[0023] FIG. 4 depicts a diagram of an exemplary process for forming a composite component 10 with a conductive mesh 12. The exemplary process shown in FIG. 4 comprises a compression molding process using a thermoset molding compound. The thermoset molding compound might be sheet molding compound (“SMC”) or bulk molding compound (“BMC”), for example. Other processes for forming the composite component 10 are possible, as well. For instance, the composite component 10 with the conductive mesh 12 might be formed by an injection molding process using either a thermoset or thermoplastic injection molding material. Or the composite component 10 with the conductive mesh 12 might be formed by a thermoplastic compression molding process. The thermoplastic compression molding process may also use a nylon composite, for instance.

[0024] At block 50 of FIG. 4, the mesh 12 and a charge (the unformed composite material, which may comprise a thermoset such as SMC or BMC, for example) are placed in a molding tool that comprises a mold of a component. As discussed above, the mesh 12 might be a generally flat sheet that could then be placed in or draped on the mold. The mesh 12 might also be preformed to the same general shape as the mold. In any case, the mesh 12 may be positioned in the mold underneath the charge, above the charge, or between two or more charges. Further, the charge may not cover the entire inside surface area of the mold. For instance, the charge may be positioned generally in the middle of the mold. And several layers, or sheets, of the charge may be stacked in the mold.

[0025] At block 52, the mold tool is closed and the composite component 10 is formed. When the mold tool is closed, the mold tool can exert a pressure on the charge and mesh 12. For example, an SMC mold tool might exert a pressure of about 1000 psi on the charge and mesh 12. Other processes might use different pressures. When the mold tool is closed, the mold may then be heated. For example, the mold in the SMC mold tool may be heated to about 300 degrees Fahrenheit. Other processes might use different pressures. The mold tool might also be closed for a predetermined period of time. In an exemplary embodiment, the SMC mold tool might be closed for about 30 to 90 seconds. The mold tools in other processes might be closed for different periods of time.

[0026] At block 54, the composite component 10 is allowed to cure. Cure times may vary. Once cured, the composite component 10 becomes rigid. At block 56, the composite component 10 can then be removed from the mold tool and finished. Finishing might comprise trimming excess composite material and/or mesh, and punching through the material and/or mesh as necessary.

[0027] The composite component 10 may also be formed by molding processes other than compression molding using a thermoset. For instance, in another embodiment, the charge might comprise a thermoplastic, such as a nylon composite. In such a case, the thermoplastic charge might be heated prior to placement in the mold tool, instead of being heated by the mold tool. Once heated, the thermoplastic charge might be placed in the mold tool with the conductive mesh 12 as described above.
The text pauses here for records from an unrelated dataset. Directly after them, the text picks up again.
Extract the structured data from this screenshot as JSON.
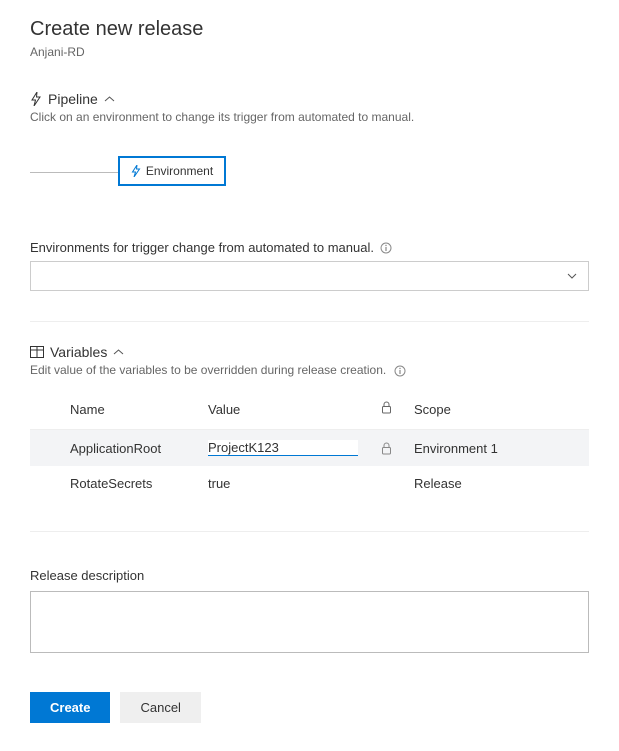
{
  "header": {
    "title": "Create new release",
    "subtitle": "Anjani-RD"
  },
  "pipeline": {
    "label": "Pipeline",
    "desc": "Click on an environment to change its trigger from automated to manual.",
    "env_box_label": "Environment"
  },
  "env_trigger": {
    "label": "Environments for trigger change from automated to manual."
  },
  "variables": {
    "label": "Variables",
    "desc": "Edit value of the variables to be overridden during release creation.",
    "cols": {
      "name": "Name",
      "value": "Value",
      "scope": "Scope"
    },
    "rows": [
      {
        "name": "ApplicationRoot",
        "value": "ProjectK123",
        "locked": true,
        "scope": "Environment 1",
        "active": true
      },
      {
        "name": "RotateSecrets",
        "value": "true",
        "locked": false,
        "scope": "Release",
        "active": false
      }
    ]
  },
  "desc": {
    "label": "Release description"
  },
  "actions": {
    "create": "Create",
    "cancel": "Cancel"
  }
}
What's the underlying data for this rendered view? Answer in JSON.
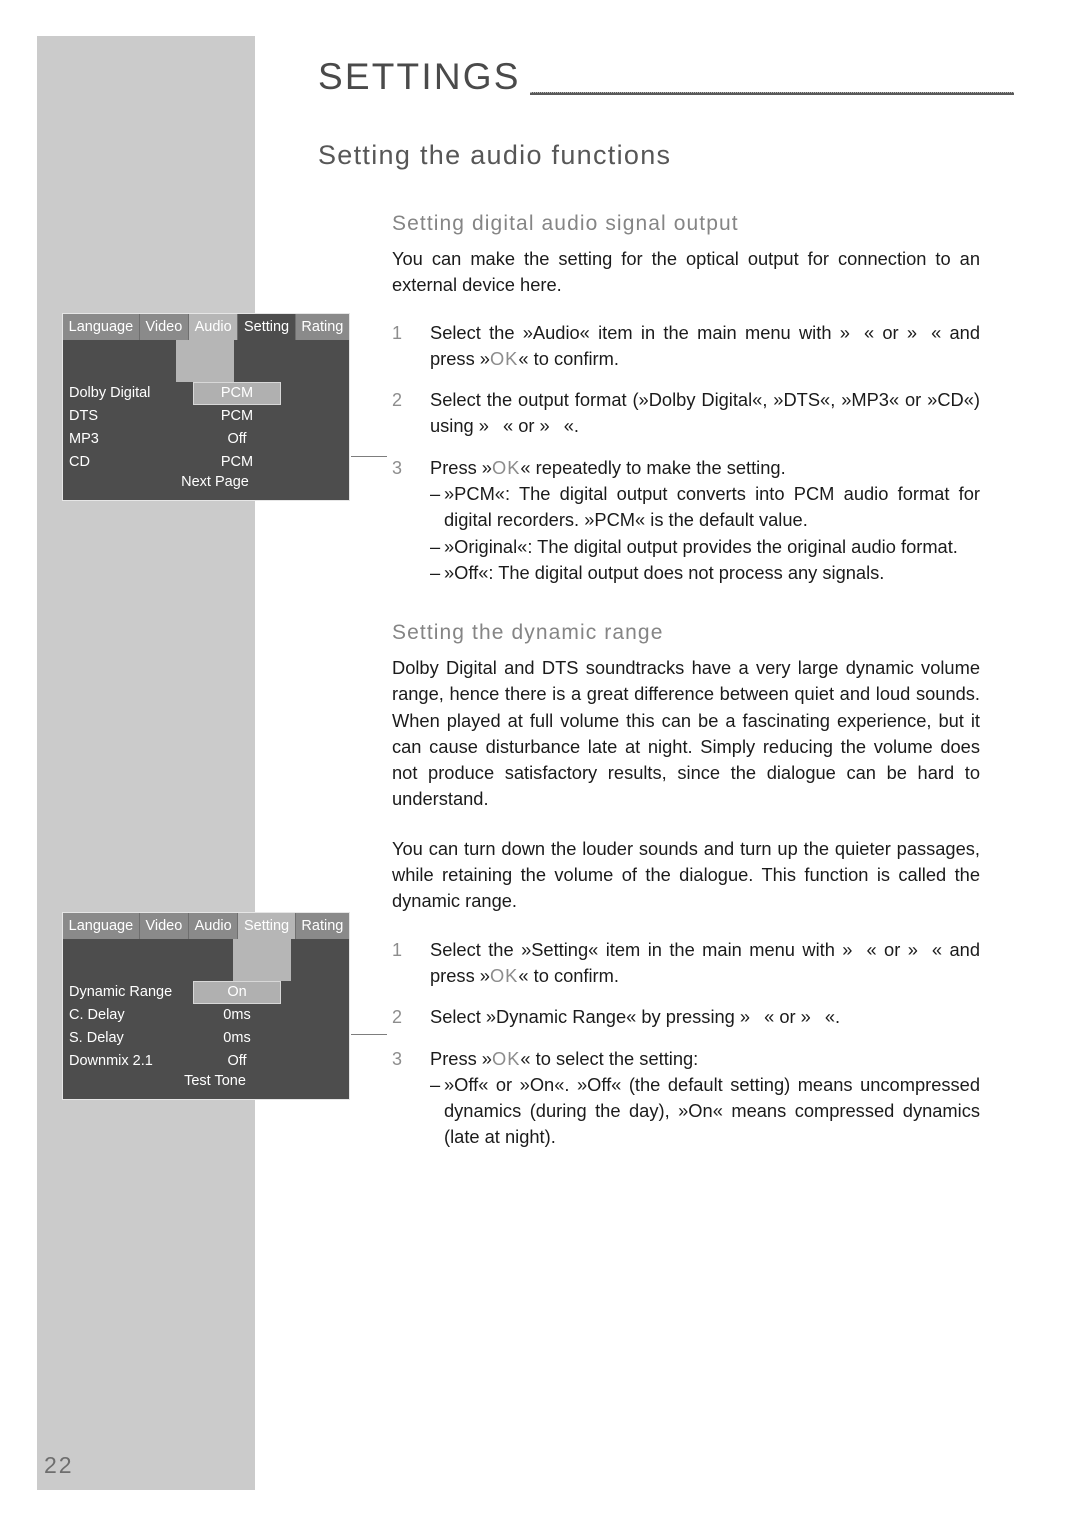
{
  "page": {
    "number": "22",
    "chapter_title": "SETTINGS"
  },
  "headings": {
    "section": "Setting the audio functions",
    "sub_digital": "Setting digital audio signal output",
    "sub_dynamic": "Setting the dynamic range"
  },
  "digital_audio": {
    "intro": "You can make the setting for the optical output for connection to an external device here.",
    "step1_num": "1",
    "step1_a": "Select the »Audio« item in the main menu with »",
    "step1_b": "« or »",
    "step1_c": "« and press »",
    "step1_ok": "OK",
    "step1_d": "« to confirm.",
    "step2_num": "2",
    "step2_a": "Select the output format (»Dolby Digital«, »DTS«, »MP3« or »CD«) using »",
    "step2_b": "« or »",
    "step2_c": "«.",
    "step3_num": "3",
    "step3_a": "Press »",
    "step3_ok": "OK",
    "step3_b": "« repeatedly to make the setting.",
    "bullet_dash": "–",
    "bullet_pcm": "»PCM«: The digital output converts into PCM audio format for digital recorders. »PCM« is the default value.",
    "bullet_original": "»Original«: The digital output provides the original audio format.",
    "bullet_off": "»Off«: The digital output does not process any signals."
  },
  "dynamic_range": {
    "para1": "Dolby Digital and DTS soundtracks have a very large dynamic volume range, hence there is a great difference between quiet and loud sounds. When played at full volume this can be a fascinating experience, but it can cause disturbance late at night. Simply reducing the volume does not produce satisfactory results, since the dialogue can be hard to understand.",
    "para2": "You can turn down the louder sounds and turn up the quieter passages, while retaining the volume of the dialogue. This function is called the dynamic range.",
    "step1_num": "1",
    "step1_a": "Select the »Setting« item in the main menu with »",
    "step1_b": "« or »",
    "step1_c": "« and press »",
    "step1_ok": "OK",
    "step1_d": "« to confirm.",
    "step2_num": "2",
    "step2_a": "Select »Dynamic Range« by pressing »",
    "step2_b": "« or »",
    "step2_c": "«.",
    "step3_num": "3",
    "step3_a": "Press »",
    "step3_ok": "OK",
    "step3_b": "« to select the setting:",
    "bullet_dash": "–",
    "bullet_onoff": "»Off« or »On«. »Off« (the default setting) means uncompressed dynamics (during the day), »On« means compressed dynamics (late at night)."
  },
  "osd_audio": {
    "tabs": [
      {
        "label": "Language",
        "state": "normal"
      },
      {
        "label": "Video",
        "state": "normal"
      },
      {
        "label": "Audio",
        "state": "active"
      },
      {
        "label": "Setting",
        "state": "dim"
      },
      {
        "label": "Rating",
        "state": "normal"
      }
    ],
    "rows": [
      {
        "label": "Dolby Digital",
        "value": "PCM",
        "selected": true
      },
      {
        "label": "DTS",
        "value": "PCM",
        "selected": false
      },
      {
        "label": "MP3",
        "value": "Off",
        "selected": false
      },
      {
        "label": "CD",
        "value": "PCM",
        "selected": false
      }
    ],
    "footer": "Next Page"
  },
  "osd_setting": {
    "tabs": [
      {
        "label": "Language",
        "state": "normal"
      },
      {
        "label": "Video",
        "state": "normal"
      },
      {
        "label": "Audio",
        "state": "normal"
      },
      {
        "label": "Setting",
        "state": "active"
      },
      {
        "label": "Rating",
        "state": "normal"
      }
    ],
    "rows": [
      {
        "label": "Dynamic Range",
        "value": "On",
        "selected": true
      },
      {
        "label": "C. Delay",
        "value": "0ms",
        "selected": false
      },
      {
        "label": "S. Delay",
        "value": "0ms",
        "selected": false
      },
      {
        "label": "Downmix 2.1",
        "value": "Off",
        "selected": false
      }
    ],
    "footer": "Test Tone"
  },
  "colors": {
    "side_band": "#cbcbcb",
    "osd_background": "#4d4d4d",
    "osd_tab": "#8a8a8a",
    "osd_active": "#b6b6b6",
    "heading": "#575757",
    "subheading": "#858585"
  }
}
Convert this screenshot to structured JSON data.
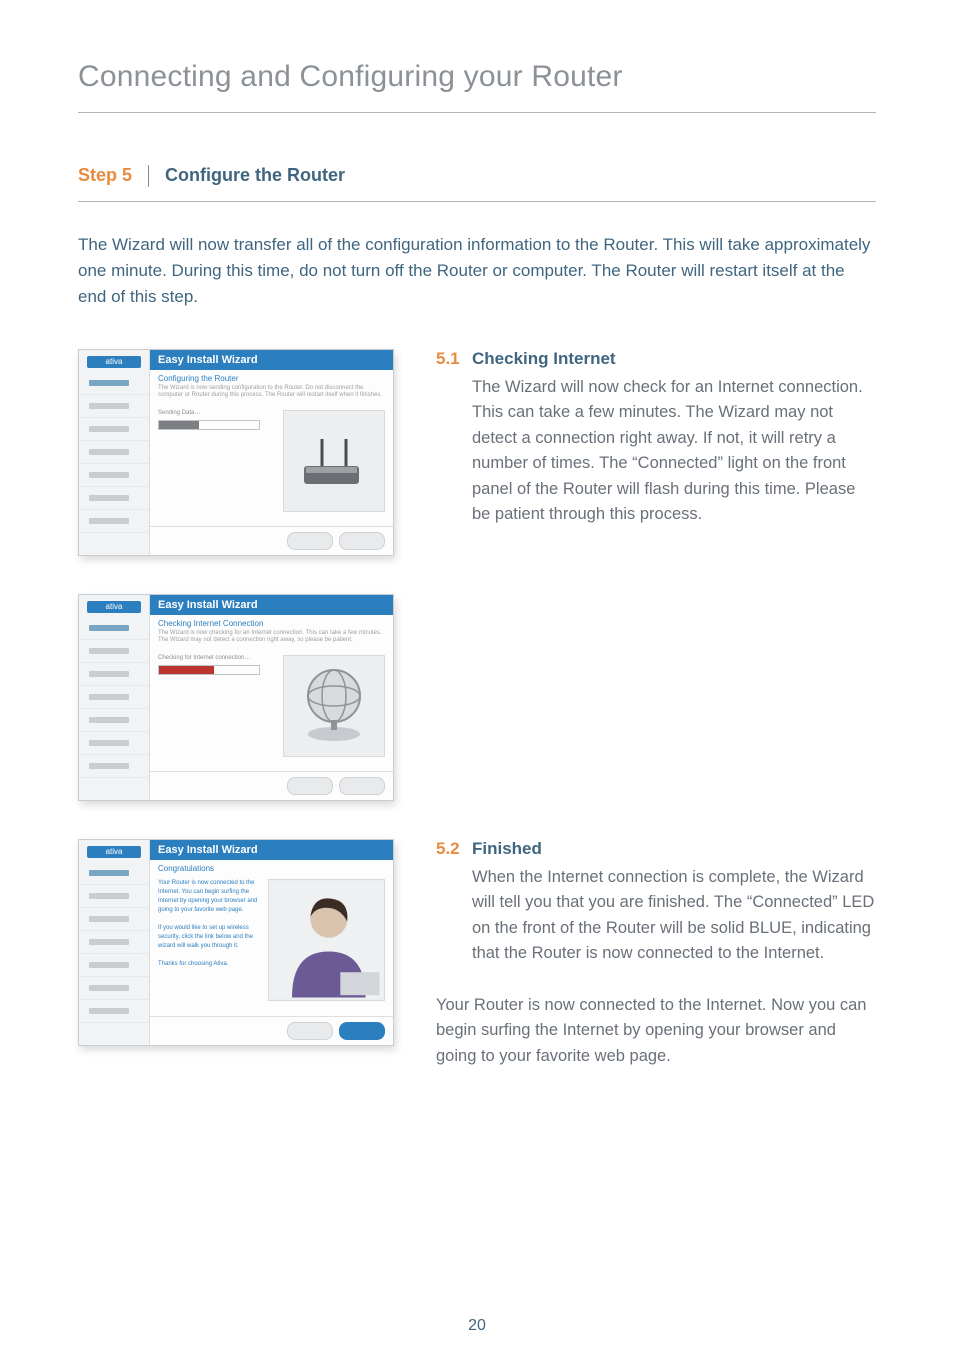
{
  "title": "Connecting and Configuring your Router",
  "step": {
    "label": "Step 5",
    "title": "Configure the Router"
  },
  "intro": "The Wizard will now transfer all of the configuration information to the Router. This will take approximately one minute. During this time, do not turn off the Router or computer. The Router will restart itself at the end of this step.",
  "sections": {
    "s51": {
      "num": "5.1",
      "title": "Checking Internet",
      "body": "The Wizard will now check for an Internet connection. This can take a few minutes. The Wizard may not detect a connection right away. If not, it will retry a number of times. The “Connected” light on the front panel of the Router will flash during this time. Please be patient through this process."
    },
    "s52": {
      "num": "5.2",
      "title": "Finished",
      "body": "When the Internet connection is complete, the Wizard will tell you that you are finished. The “Connected” LED on the front of the Router will be solid BLUE, indicating that the Router is now connected to the Internet."
    }
  },
  "closing": "Your Router is now connected to the Internet. Now you can begin surfing the Internet by opening your browser and going to your favorite web page.",
  "page_number": "20",
  "wizard": {
    "brand": "ativa",
    "header": "Easy Install Wizard",
    "sub1": "Configuring the Router",
    "sub2": "Checking Internet Connection",
    "sub3": "Congratulations"
  }
}
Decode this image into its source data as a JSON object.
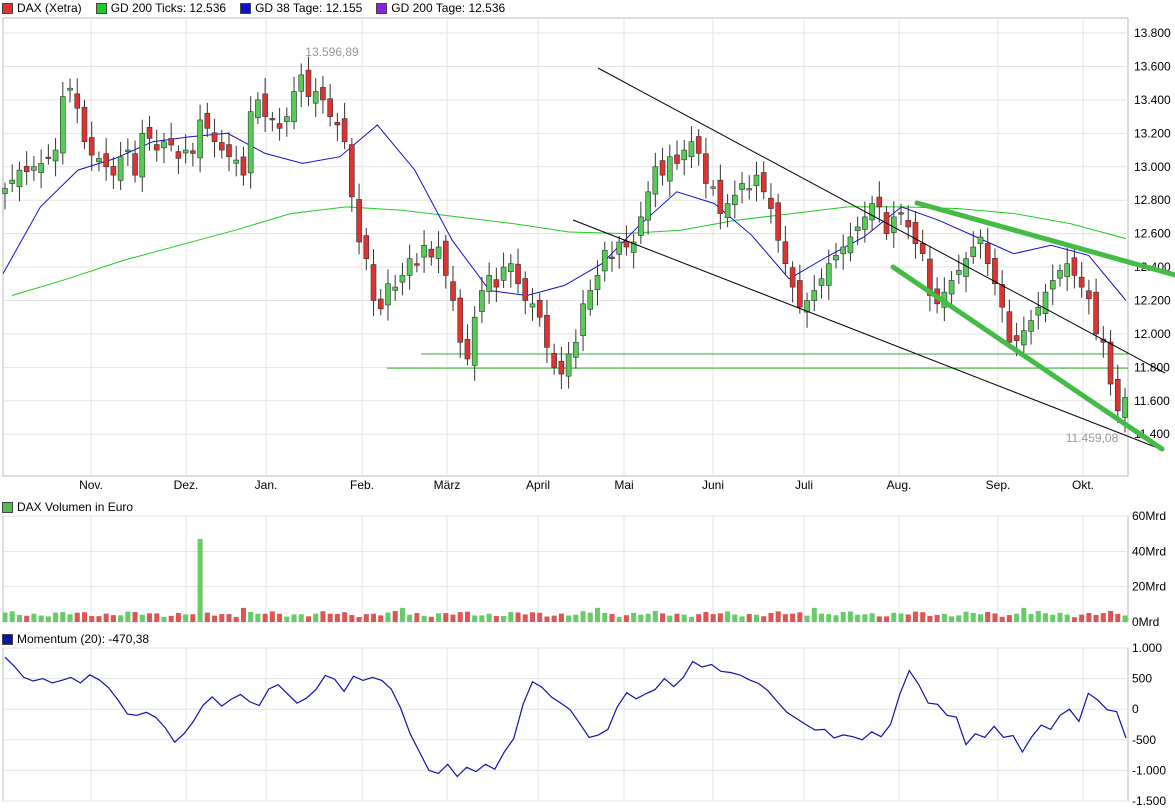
{
  "legends": {
    "price": [
      {
        "label": "DAX (Xetra)",
        "color": "#dd3333"
      },
      {
        "label": "GD 200 Ticks: 12.536",
        "color": "#22cc22"
      },
      {
        "label": "GD 38 Tage: 12.155",
        "color": "#1111cc"
      },
      {
        "label": "GD 200 Tage: 12.536",
        "color": "#8822dd"
      }
    ],
    "volume": {
      "label": "DAX Volumen in Euro",
      "color": "#55bb55"
    },
    "momentum": {
      "label": "Momentum (20): -470,38",
      "color": "#1111aa"
    }
  },
  "chart_data": [
    {
      "type": "candlestick",
      "title": "DAX (Xetra)",
      "x_tick_labels": [
        "Nov.",
        "Dez.",
        "Jan.",
        "Feb.",
        "März",
        "April",
        "Mai",
        "Juni",
        "Juli",
        "Aug.",
        "Sep.",
        "Okt."
      ],
      "y_tick_labels": [
        "13.800",
        "13.600",
        "13.400",
        "13.200",
        "13.000",
        "12.800",
        "12.600",
        "12.400",
        "12.200",
        "12.000",
        "11.800",
        "11.600",
        "11.400"
      ],
      "y_ticks": [
        13800,
        13600,
        13400,
        13200,
        13000,
        12800,
        12600,
        12400,
        12200,
        12000,
        11800,
        11600,
        11400
      ],
      "ylim": [
        11150,
        13890
      ],
      "grid": true,
      "annotations": {
        "high": "13.596,89",
        "low": "11.459,08"
      },
      "close_approx": [
        12870,
        12920,
        12980,
        12970,
        13000,
        13020,
        13050,
        13100,
        13420,
        13470,
        13350,
        13150,
        13070,
        13050,
        13000,
        12950,
        13060,
        13100,
        12950,
        13200,
        13170,
        13100,
        13150,
        13130,
        13050,
        13100,
        13080,
        13280,
        13230,
        13150,
        13100,
        13060,
        13040,
        12950,
        13330,
        13400,
        13300,
        13280,
        13230,
        13300,
        13450,
        13550,
        13420,
        13450,
        13400,
        13300,
        13250,
        13150,
        12820,
        12550,
        12450,
        12200,
        12150,
        12300,
        12280,
        12350,
        12450,
        12420,
        12530,
        12460,
        12520,
        12350,
        12200,
        11950,
        11850,
        12100,
        12260,
        12350,
        12280,
        12400,
        12420,
        12300,
        12200,
        12180,
        12100,
        11920,
        11800,
        11760,
        11880,
        11950,
        12180,
        12260,
        12350,
        12500,
        12450,
        12550,
        12520,
        12550,
        12700,
        12850,
        13000,
        12950,
        13060,
        13020,
        13100,
        13150,
        13080,
        12900,
        12880,
        12720,
        12780,
        12830,
        12900,
        12870,
        12950,
        12850,
        12750,
        12560,
        12420,
        12280,
        12160,
        12200,
        12260,
        12330,
        12420,
        12470,
        12520,
        12580,
        12640,
        12700,
        12780,
        12760,
        12600,
        12700,
        12720,
        12640,
        12540,
        12480,
        12230,
        12180,
        12250,
        12320,
        12380,
        12450,
        12520,
        12580,
        12420,
        12300,
        12160,
        11950,
        11960,
        12020,
        12080,
        12160,
        12250,
        12320,
        12380,
        12420,
        12350,
        12280,
        12210,
        12000,
        11950,
        11700,
        11540,
        11620
      ],
      "series": [
        {
          "name": "GD 200 Tage: 12.536",
          "values": [
            12230,
            12330,
            12440,
            12530,
            12620,
            12720,
            12760,
            12740,
            12700,
            12660,
            12610,
            12600,
            12620,
            12680,
            12720,
            12760,
            12760,
            12750,
            12720,
            12660,
            12570
          ]
        },
        {
          "name": "GD 38 Tage: 12.155",
          "values": [
            12360,
            12760,
            12980,
            13050,
            13150,
            13180,
            13200,
            13080,
            13020,
            13060,
            13250,
            12980,
            12560,
            12260,
            12230,
            12290,
            12420,
            12650,
            12850,
            12780,
            12590,
            12330,
            12460,
            12580,
            12760,
            12680,
            12580,
            12480,
            12530,
            12470,
            12200
          ]
        }
      ]
    },
    {
      "type": "bar",
      "title": "DAX Volumen in Euro",
      "y_tick_labels": [
        "60Mrd",
        "40Mrd",
        "20Mrd",
        "0Mrd"
      ],
      "y_ticks": [
        60,
        40,
        20,
        0
      ],
      "ylim": [
        0,
        60
      ],
      "approx_typical_volume_bn": 4.5,
      "notable_spikes_bn": [
        47,
        11,
        10,
        12
      ]
    },
    {
      "type": "line",
      "title": "Momentum (20): -470,38",
      "y_tick_labels": [
        "1.000",
        "500",
        "0",
        "-500",
        "-1.000",
        "-1.500"
      ],
      "y_ticks": [
        1000,
        500,
        0,
        -500,
        -1000,
        -1500
      ],
      "ylim": [
        -1500,
        1000
      ],
      "values": [
        850,
        700,
        520,
        460,
        500,
        430,
        470,
        520,
        430,
        560,
        480,
        350,
        150,
        -80,
        -100,
        -50,
        -130,
        -300,
        -540,
        -400,
        -200,
        60,
        200,
        50,
        160,
        240,
        120,
        60,
        330,
        400,
        250,
        100,
        180,
        320,
        550,
        490,
        290,
        540,
        470,
        520,
        470,
        330,
        20,
        -400,
        -700,
        -1000,
        -1050,
        -900,
        -1100,
        -950,
        -1020,
        -900,
        -980,
        -700,
        -480,
        80,
        450,
        360,
        200,
        100,
        -10,
        -230,
        -460,
        -420,
        -330,
        40,
        270,
        170,
        250,
        320,
        500,
        370,
        520,
        780,
        690,
        730,
        620,
        600,
        560,
        480,
        420,
        300,
        120,
        -50,
        -150,
        -250,
        -340,
        -330,
        -470,
        -420,
        -450,
        -500,
        -370,
        -450,
        -250,
        250,
        630,
        400,
        100,
        80,
        -100,
        -130,
        -580,
        -400,
        -460,
        -280,
        -460,
        -430,
        -700,
        -450,
        -260,
        -330,
        -100,
        0,
        -200,
        260,
        150,
        -10,
        -40,
        -470
      ]
    }
  ]
}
The mold tool might then close and form the composite component 10, and the composite component 10 might then cool and set in the closed mold.

[0028] In another embodiment, the composite component 10 might be formed by injection molding. In such a case, a preformed conductive mesh 12 might be placed in a cavity of a mold that fluidly communicates with an injector. Thermoplastic or thermoset injection molding material might then flow from the injector into the cavity. The material might then cool or cure, forming the composite component 10 with the mesh 12.

[0029] 3. Conclusion

[0030] Several exemplary embodiments of the present invention have been described above. Those skilled in the art will understand, however, that changes and modifications may be made to these embodiments without departing from the true scope and spirit of the present invention, which is defined by the claims.